Exercise details: In full and exactly, reproduce the entries below, but omit the pictures.

Collection entries:
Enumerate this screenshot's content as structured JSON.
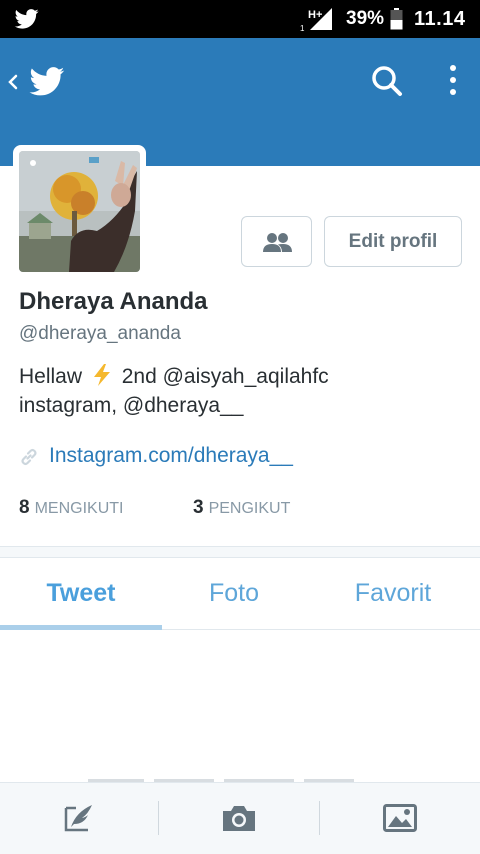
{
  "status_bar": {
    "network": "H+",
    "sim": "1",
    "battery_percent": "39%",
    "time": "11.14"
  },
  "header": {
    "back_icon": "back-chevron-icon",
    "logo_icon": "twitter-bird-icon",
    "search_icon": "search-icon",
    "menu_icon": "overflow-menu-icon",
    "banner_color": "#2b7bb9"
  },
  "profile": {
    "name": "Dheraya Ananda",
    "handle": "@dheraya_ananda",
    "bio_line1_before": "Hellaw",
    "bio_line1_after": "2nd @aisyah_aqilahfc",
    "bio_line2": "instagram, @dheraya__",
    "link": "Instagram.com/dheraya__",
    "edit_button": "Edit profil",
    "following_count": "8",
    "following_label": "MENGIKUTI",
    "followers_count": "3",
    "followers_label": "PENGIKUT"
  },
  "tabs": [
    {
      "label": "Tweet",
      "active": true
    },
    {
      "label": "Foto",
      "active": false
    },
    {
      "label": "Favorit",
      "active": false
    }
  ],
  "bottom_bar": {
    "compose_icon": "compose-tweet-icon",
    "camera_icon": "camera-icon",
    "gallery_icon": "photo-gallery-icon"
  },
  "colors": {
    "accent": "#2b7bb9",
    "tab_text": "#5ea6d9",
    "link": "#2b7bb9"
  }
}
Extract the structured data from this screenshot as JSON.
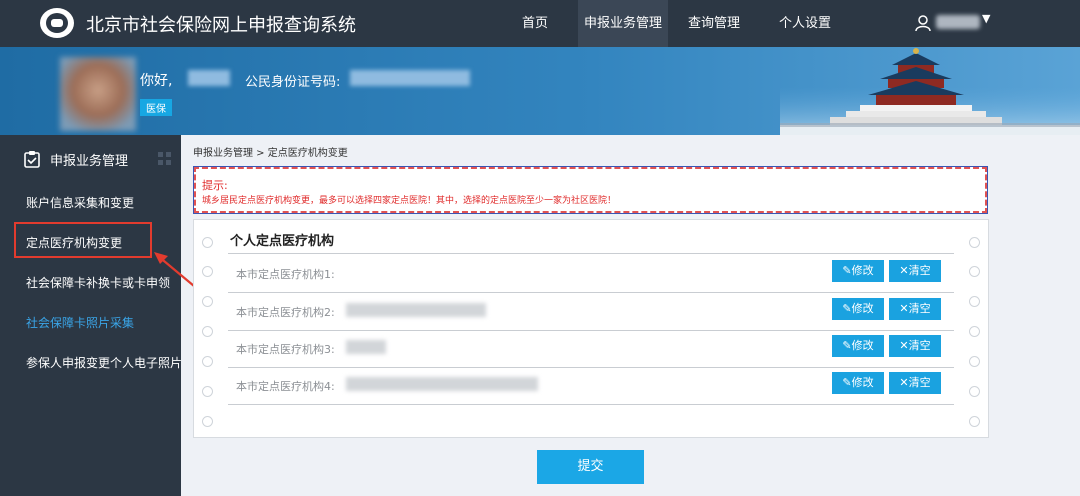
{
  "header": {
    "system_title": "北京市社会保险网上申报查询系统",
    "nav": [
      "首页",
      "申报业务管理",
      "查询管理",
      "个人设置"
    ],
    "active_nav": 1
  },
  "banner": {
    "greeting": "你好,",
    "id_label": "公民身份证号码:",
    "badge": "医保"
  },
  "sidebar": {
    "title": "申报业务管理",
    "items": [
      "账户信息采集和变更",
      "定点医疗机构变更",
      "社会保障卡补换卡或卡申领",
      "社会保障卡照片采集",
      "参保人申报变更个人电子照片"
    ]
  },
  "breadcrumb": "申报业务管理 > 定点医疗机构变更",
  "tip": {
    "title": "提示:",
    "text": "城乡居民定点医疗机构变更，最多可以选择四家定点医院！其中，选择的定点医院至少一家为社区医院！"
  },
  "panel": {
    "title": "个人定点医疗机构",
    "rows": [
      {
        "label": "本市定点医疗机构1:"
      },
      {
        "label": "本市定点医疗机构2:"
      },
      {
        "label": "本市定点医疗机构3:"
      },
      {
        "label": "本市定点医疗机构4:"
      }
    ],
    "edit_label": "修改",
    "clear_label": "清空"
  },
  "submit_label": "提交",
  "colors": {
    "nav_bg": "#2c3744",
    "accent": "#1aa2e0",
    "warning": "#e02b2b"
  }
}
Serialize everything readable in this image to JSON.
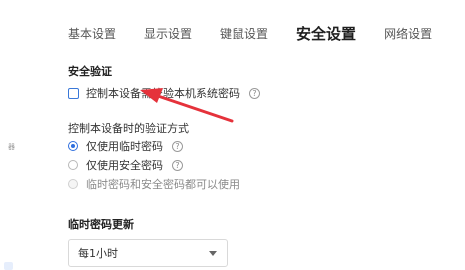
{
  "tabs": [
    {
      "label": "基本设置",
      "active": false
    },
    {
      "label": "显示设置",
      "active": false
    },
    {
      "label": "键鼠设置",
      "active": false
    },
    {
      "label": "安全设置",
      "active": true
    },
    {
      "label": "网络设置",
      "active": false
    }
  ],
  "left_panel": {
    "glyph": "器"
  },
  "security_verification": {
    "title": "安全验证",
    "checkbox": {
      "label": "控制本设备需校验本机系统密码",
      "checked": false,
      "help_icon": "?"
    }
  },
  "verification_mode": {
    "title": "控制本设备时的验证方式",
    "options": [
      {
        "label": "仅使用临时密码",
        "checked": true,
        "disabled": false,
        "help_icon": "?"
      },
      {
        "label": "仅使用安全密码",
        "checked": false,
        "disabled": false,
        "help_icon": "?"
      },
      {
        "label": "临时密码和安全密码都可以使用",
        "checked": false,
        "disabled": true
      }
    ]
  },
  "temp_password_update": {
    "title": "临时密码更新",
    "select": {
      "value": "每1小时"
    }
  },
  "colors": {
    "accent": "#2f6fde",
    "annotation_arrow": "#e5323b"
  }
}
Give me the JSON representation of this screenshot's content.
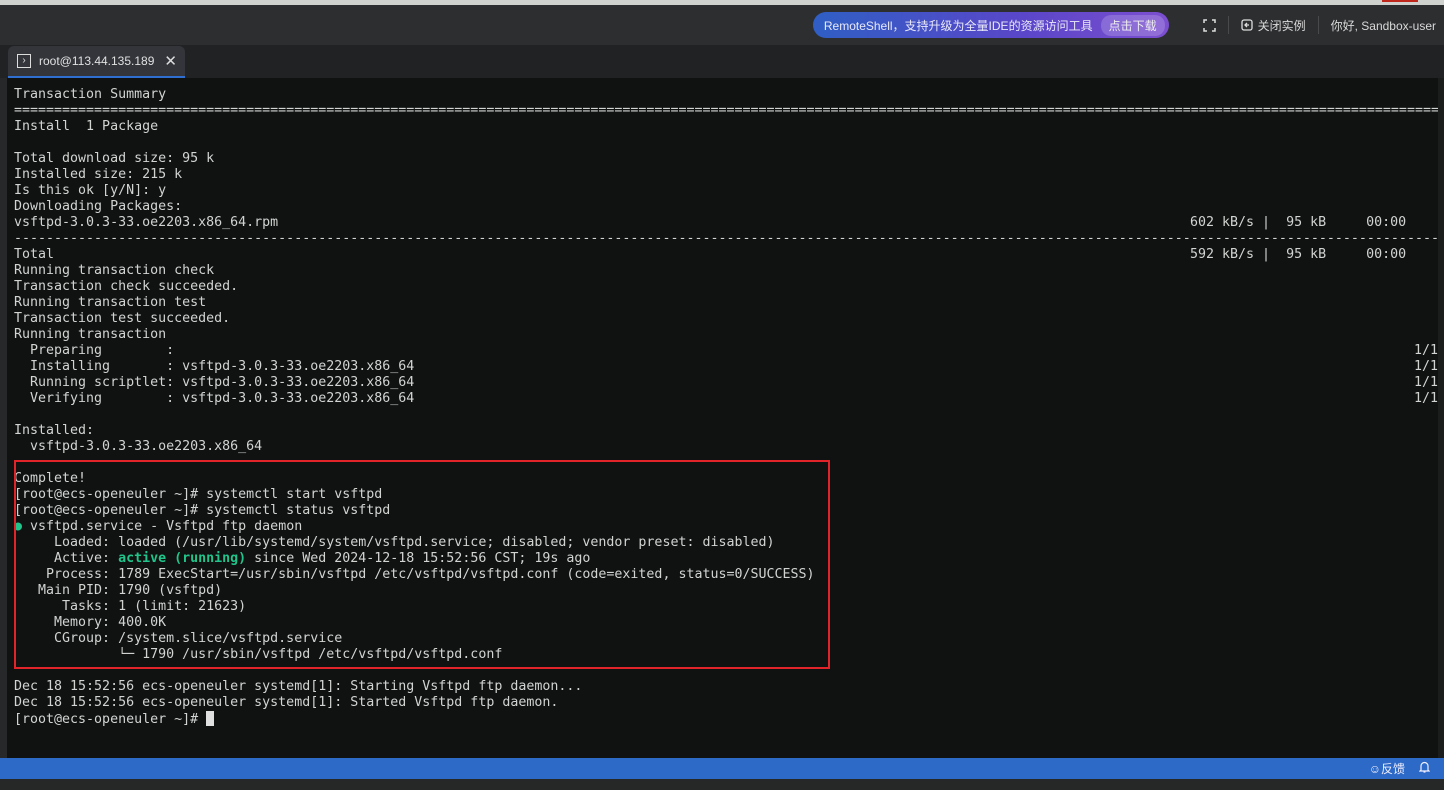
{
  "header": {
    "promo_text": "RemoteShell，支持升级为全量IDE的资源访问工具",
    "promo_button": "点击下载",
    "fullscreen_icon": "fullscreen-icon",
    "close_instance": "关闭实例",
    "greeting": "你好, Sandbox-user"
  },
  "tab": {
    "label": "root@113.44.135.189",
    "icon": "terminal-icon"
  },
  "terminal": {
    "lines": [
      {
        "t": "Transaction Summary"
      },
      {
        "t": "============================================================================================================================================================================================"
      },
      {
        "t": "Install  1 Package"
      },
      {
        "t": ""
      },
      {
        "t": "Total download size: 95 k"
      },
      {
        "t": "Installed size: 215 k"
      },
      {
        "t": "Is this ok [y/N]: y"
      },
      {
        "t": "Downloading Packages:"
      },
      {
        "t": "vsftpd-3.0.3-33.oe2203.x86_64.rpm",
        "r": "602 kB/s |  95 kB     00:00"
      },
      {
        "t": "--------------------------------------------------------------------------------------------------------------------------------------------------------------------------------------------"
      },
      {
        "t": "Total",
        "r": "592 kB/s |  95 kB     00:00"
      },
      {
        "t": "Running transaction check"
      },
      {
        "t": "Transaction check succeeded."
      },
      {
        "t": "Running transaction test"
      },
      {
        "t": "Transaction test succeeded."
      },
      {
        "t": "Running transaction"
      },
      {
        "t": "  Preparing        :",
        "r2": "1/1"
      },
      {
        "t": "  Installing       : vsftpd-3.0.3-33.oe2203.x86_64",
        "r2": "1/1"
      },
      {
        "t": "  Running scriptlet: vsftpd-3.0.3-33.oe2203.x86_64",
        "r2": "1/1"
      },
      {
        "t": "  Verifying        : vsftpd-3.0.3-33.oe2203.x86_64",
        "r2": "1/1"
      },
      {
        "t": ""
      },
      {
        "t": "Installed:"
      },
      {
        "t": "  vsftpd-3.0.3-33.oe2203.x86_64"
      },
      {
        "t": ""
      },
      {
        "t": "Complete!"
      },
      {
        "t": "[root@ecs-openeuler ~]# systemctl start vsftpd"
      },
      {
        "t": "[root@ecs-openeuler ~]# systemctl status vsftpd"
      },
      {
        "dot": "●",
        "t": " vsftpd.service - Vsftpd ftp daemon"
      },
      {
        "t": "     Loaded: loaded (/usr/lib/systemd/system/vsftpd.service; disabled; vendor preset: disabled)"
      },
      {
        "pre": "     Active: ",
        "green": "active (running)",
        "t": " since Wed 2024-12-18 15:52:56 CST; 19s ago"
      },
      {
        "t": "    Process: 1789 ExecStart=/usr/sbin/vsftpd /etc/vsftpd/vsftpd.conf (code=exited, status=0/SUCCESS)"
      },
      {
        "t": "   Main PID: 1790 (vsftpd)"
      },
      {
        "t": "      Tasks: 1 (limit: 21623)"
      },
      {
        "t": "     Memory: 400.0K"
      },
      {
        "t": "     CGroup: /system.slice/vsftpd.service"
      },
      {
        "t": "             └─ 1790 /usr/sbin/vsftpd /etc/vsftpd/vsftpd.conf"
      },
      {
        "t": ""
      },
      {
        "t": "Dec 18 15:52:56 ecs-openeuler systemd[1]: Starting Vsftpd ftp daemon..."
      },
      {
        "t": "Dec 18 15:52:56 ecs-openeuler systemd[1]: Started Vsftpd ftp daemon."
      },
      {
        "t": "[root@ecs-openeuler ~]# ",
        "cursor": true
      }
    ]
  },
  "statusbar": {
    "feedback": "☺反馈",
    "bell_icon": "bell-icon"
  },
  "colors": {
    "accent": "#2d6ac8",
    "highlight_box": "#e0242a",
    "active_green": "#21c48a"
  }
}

Solution:
Enumerate this screenshot's content as structured JSON.
{
  "status_bar": {
    "network": "H+",
    "sim": "1",
    "battery_percent": "39%",
    "time": "11.14"
  },
  "header": {
    "back_icon": "back-chevron-icon",
    "logo_icon": "twitter-bird-icon",
    "search_icon": "search-icon",
    "menu_icon": "overflow-menu-icon",
    "banner_color": "#2b7bb9"
  },
  "profile": {
    "name": "Dheraya Ananda",
    "handle": "@dheraya_ananda",
    "bio_line1_before": "Hellaw",
    "bio_line1_after": "2nd @aisyah_aqilahfc",
    "bio_line2": "instagram, @dheraya__",
    "link": "Instagram.com/dheraya__",
    "edit_button": "Edit profil",
    "following_count": "8",
    "following_label": "MENGIKUTI",
    "followers_count": "3",
    "followers_label": "PENGIKUT"
  },
  "tabs": [
    {
      "label": "Tweet",
      "active": true
    },
    {
      "label": "Foto",
      "active": false
    },
    {
      "label": "Favorit",
      "active": false
    }
  ],
  "bottom_bar": {
    "compose_icon": "compose-tweet-icon",
    "camera_icon": "camera-icon",
    "gallery_icon": "photo-gallery-icon"
  },
  "colors": {
    "accent": "#2b7bb9",
    "tab_text": "#5ea6d9",
    "link": "#2b7bb9"
  }
}
Extract the structured data from this screenshot as JSON.
{
  "header": {
    "system_title": "北京市社会保险网上申报查询系统",
    "nav": [
      "首页",
      "申报业务管理",
      "查询管理",
      "个人设置"
    ],
    "active_nav": 1
  },
  "banner": {
    "greeting": "你好,",
    "id_label": "公民身份证号码:",
    "badge": "医保"
  },
  "sidebar": {
    "title": "申报业务管理",
    "items": [
      "账户信息采集和变更",
      "定点医疗机构变更",
      "社会保障卡补换卡或卡申领",
      "社会保障卡照片采集",
      "参保人申报变更个人电子照片"
    ]
  },
  "breadcrumb": "申报业务管理 > 定点医疗机构变更",
  "tip": {
    "title": "提示:",
    "text": "城乡居民定点医疗机构变更，最多可以选择四家定点医院！其中，选择的定点医院至少一家为社区医院！"
  },
  "panel": {
    "title": "个人定点医疗机构",
    "rows": [
      {
        "label": "本市定点医疗机构1:"
      },
      {
        "label": "本市定点医疗机构2:"
      },
      {
        "label": "本市定点医疗机构3:"
      },
      {
        "label": "本市定点医疗机构4:"
      }
    ],
    "edit_label": "修改",
    "clear_label": "清空"
  },
  "submit_label": "提交",
  "colors": {
    "nav_bg": "#2c3744",
    "accent": "#1aa2e0",
    "warning": "#e02b2b"
  }
}
Serialize everything readable in this image to JSON.
{
  "tabs": [
    {
      "label": "基本设置",
      "active": false
    },
    {
      "label": "显示设置",
      "active": false
    },
    {
      "label": "键鼠设置",
      "active": false
    },
    {
      "label": "安全设置",
      "active": true
    },
    {
      "label": "网络设置",
      "active": false
    }
  ],
  "left_panel": {
    "glyph": "器"
  },
  "security_verification": {
    "title": "安全验证",
    "checkbox": {
      "label": "控制本设备需校验本机系统密码",
      "checked": false,
      "help_icon": "?"
    }
  },
  "verification_mode": {
    "title": "控制本设备时的验证方式",
    "options": [
      {
        "label": "仅使用临时密码",
        "checked": true,
        "disabled": false,
        "help_icon": "?"
      },
      {
        "label": "仅使用安全密码",
        "checked": false,
        "disabled": false,
        "help_icon": "?"
      },
      {
        "label": "临时密码和安全密码都可以使用",
        "checked": false,
        "disabled": true
      }
    ]
  },
  "temp_password_update": {
    "title": "临时密码更新",
    "select": {
      "value": "每1小时"
    }
  },
  "colors": {
    "accent": "#2f6fde",
    "annotation_arrow": "#e5323b"
  }
}
Give me the JSON representation of this screenshot's content.
{
  "header": {
    "promo_text": "RemoteShell，支持升级为全量IDE的资源访问工具",
    "promo_button": "点击下载",
    "fullscreen_icon": "fullscreen-icon",
    "close_instance": "关闭实例",
    "greeting": "你好, Sandbox-user"
  },
  "tab": {
    "label": "root@113.44.135.189",
    "icon": "terminal-icon"
  },
  "terminal": {
    "lines": [
      {
        "t": "Transaction Summary"
      },
      {
        "t": "============================================================================================================================================================================================"
      },
      {
        "t": "Install  1 Package"
      },
      {
        "t": ""
      },
      {
        "t": "Total download size: 95 k"
      },
      {
        "t": "Installed size: 215 k"
      },
      {
        "t": "Is this ok [y/N]: y"
      },
      {
        "t": "Downloading Packages:"
      },
      {
        "t": "vsftpd-3.0.3-33.oe2203.x86_64.rpm",
        "r": "602 kB/s |  95 kB     00:00"
      },
      {
        "t": "--------------------------------------------------------------------------------------------------------------------------------------------------------------------------------------------"
      },
      {
        "t": "Total",
        "r": "592 kB/s |  95 kB     00:00"
      },
      {
        "t": "Running transaction check"
      },
      {
        "t": "Transaction check succeeded."
      },
      {
        "t": "Running transaction test"
      },
      {
        "t": "Transaction test succeeded."
      },
      {
        "t": "Running transaction"
      },
      {
        "t": "  Preparing        :",
        "r2": "1/1"
      },
      {
        "t": "  Installing       : vsftpd-3.0.3-33.oe2203.x86_64",
        "r2": "1/1"
      },
      {
        "t": "  Running scriptlet: vsftpd-3.0.3-33.oe2203.x86_64",
        "r2": "1/1"
      },
      {
        "t": "  Verifying        : vsftpd-3.0.3-33.oe2203.x86_64",
        "r2": "1/1"
      },
      {
        "t": ""
      },
      {
        "t": "Installed:"
      },
      {
        "t": "  vsftpd-3.0.3-33.oe2203.x86_64"
      },
      {
        "t": ""
      },
      {
        "t": "Complete!"
      },
      {
        "t": "[root@ecs-openeuler ~]# systemctl start vsftpd"
      },
      {
        "t": "[root@ecs-openeuler ~]# systemctl status vsftpd"
      },
      {
        "dot": "●",
        "t": " vsftpd.service - Vsftpd ftp daemon"
      },
      {
        "t": "     Loaded: loaded (/usr/lib/systemd/system/vsftpd.service; disabled; vendor preset: disabled)"
      },
      {
        "pre": "     Active: ",
        "green": "active (running)",
        "t": " since Wed 2024-12-18 15:52:56 CST; 19s ago"
      },
      {
        "t": "    Process: 1789 ExecStart=/usr/sbin/vsftpd /etc/vsftpd/vsftpd.conf (code=exited, status=0/SUCCESS)"
      },
      {
        "t": "   Main PID: 1790 (vsftpd)"
      },
      {
        "t": "      Tasks: 1 (limit: 21623)"
      },
      {
        "t": "     Memory: 400.0K"
      },
      {
        "t": "     CGroup: /system.slice/vsftpd.service"
      },
      {
        "t": "             └─ 1790 /usr/sbin/vsftpd /etc/vsftpd/vsftpd.conf"
      },
      {
        "t": ""
      },
      {
        "t": "Dec 18 15:52:56 ecs-openeuler systemd[1]: Starting Vsftpd ftp daemon..."
      },
      {
        "t": "Dec 18 15:52:56 ecs-openeuler systemd[1]: Started Vsftpd ftp daemon."
      },
      {
        "t": "[root@ecs-openeuler ~]# ",
        "cursor": true
      }
    ]
  },
  "statusbar": {
    "feedback": "☺反馈",
    "bell_icon": "bell-icon"
  },
  "colors": {
    "accent": "#2d6ac8",
    "highlight_box": "#e0242a",
    "active_green": "#21c48a"
  }
}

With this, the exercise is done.